Items from a data source
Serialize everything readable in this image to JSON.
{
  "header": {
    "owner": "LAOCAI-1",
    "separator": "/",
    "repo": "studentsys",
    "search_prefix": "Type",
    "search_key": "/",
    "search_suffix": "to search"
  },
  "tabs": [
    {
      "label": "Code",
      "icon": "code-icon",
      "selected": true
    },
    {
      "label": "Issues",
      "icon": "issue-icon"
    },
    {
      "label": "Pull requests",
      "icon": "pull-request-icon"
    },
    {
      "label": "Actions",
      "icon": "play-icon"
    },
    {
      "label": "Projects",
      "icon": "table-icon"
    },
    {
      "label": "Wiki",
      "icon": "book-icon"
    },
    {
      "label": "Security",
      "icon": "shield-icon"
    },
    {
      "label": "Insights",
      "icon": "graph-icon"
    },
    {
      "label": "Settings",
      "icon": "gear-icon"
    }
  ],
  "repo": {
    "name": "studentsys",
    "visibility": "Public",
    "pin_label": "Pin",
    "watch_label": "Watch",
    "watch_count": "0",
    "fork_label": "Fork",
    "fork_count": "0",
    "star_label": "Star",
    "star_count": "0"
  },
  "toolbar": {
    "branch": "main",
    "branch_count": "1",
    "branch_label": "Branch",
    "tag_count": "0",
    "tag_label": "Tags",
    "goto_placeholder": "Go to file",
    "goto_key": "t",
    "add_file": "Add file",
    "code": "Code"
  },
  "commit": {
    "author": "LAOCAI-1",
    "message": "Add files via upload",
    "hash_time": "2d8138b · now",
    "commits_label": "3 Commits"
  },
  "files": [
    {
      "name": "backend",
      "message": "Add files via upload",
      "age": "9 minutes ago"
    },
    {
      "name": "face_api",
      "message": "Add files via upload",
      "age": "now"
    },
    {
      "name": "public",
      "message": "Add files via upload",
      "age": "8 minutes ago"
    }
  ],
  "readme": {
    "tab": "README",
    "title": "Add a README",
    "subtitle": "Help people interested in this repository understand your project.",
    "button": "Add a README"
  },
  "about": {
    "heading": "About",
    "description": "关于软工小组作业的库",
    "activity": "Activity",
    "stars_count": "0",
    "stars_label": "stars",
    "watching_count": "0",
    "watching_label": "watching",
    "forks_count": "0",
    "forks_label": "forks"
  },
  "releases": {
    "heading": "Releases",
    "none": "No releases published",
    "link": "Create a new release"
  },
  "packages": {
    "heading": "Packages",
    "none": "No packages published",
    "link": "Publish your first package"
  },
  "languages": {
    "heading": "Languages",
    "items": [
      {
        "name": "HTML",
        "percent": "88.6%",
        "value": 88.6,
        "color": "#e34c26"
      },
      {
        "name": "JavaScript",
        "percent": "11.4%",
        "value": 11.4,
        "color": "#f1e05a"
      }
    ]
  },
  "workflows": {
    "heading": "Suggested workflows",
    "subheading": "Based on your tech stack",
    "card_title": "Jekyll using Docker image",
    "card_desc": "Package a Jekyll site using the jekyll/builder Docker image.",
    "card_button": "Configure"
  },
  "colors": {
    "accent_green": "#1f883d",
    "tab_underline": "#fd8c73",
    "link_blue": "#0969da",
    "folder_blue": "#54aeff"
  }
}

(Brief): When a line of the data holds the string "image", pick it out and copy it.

(Exercise output):
Serialize everything readable in this image to JSON.
    "card_title": "Jekyll using Docker image",
    "card_desc": "Package a Jekyll site using the jekyll/builder Docker image.",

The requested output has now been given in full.